Hiking on a snowy trail is a great way to get exercise, but make sure to let someone know where you plan to go and how long you intend to be gone. Carry a backpack with survival gear that includes food and water for you and your dog, and make sure your short haired dog has a weatherproof jacket to help keep the chill away from his skin. Dogs lose heat from their ears and feet, so a pair of quality dog booties can help keep his feet warm and snow free. However, you will need to make sure he doesn’t lose them in the snow.
Tracking is a great winter activity that can be educational for you and your dog. A fresh layer of snow and a warm pair of dog booties are all you need. Just make sure you know who the tracks belong to and be prepared if you should run across the owner. You don’t want to deal with a confrontation from an angry critter. The idea is to give your dog some mental stimulation with an interesting scent and exercise by following the trail, not actually finding the animal.
Snowball catch. Several of my dogs love playing in the snow, and one of their favorite winter activities is catching snowballs. Keep the snowball loose so it won’t hurt them when they catch it. One thing that always amazes me is how they can find a snowball tossed into a pile of snow. Playing catch is always a great way to give your dogs exercise any time of the year.
Sledding tops the list for winter activities you can do as a family. Dogs like to ride on a sled down a hill with you or the kids – just be sure to follow proper safety procedures. Never allow a dog to ride unsupervised on a sled down a hill. He can’t control it and you risk the dog being injured if the sled hits a tree, goes out of control or if he jumps off on the way down. You can teach your dog how to pull the sled back up the hill too! He gets to spend quality time with you while you teach him a command that gives him an important job to do, and running back up the hill with the sled in tow helps him to stay fit.
Skijoring is a sport dogs and humans can do as a team. Ski enthusiasts combine their love of skiing with their dog’s love of running and pulling. Skijoring is a winter activity for the more serious snow lover, human and dog, who enjoys being in the fresh winter air and the beautiful scenery.
A walk in the snow is an easy way to work off excess energy for a dog. It may be winter, but dogs still need to be walked to help keep them from becoming bored while you’re away from home. A tired dog will be better behaved when left alone, and walking in the snow provides a workout that helps keep him fit through the winter months.
Winter activities provide a dog and us with much needed exercise to keep from getting cabin fever and from putting on pounds over the colder months of the year. Hibernation isn’t an option for those who love the snow. With proper protection from the cold and snow for you and your dog, an afternoon outing is just the ticket to help keep the mind and body healthy and stimulated.

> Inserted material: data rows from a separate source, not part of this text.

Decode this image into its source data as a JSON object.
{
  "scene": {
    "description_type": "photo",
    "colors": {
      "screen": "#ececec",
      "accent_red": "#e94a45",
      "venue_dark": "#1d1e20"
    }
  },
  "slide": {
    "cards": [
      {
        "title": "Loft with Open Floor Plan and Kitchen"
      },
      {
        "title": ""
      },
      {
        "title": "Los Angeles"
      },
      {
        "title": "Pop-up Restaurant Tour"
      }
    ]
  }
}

Photo by Shannon Pifko
Read more articles by Linda Cole
The personal opinions and/or use of trade, corporate or brand names, is for information and convenience only. Such use does not constitute an endorsement by CANIDAE® Pet Foods of any product or service. Opinions are those of the individual authors and not necessarily of CANIDAE® Pet Foods.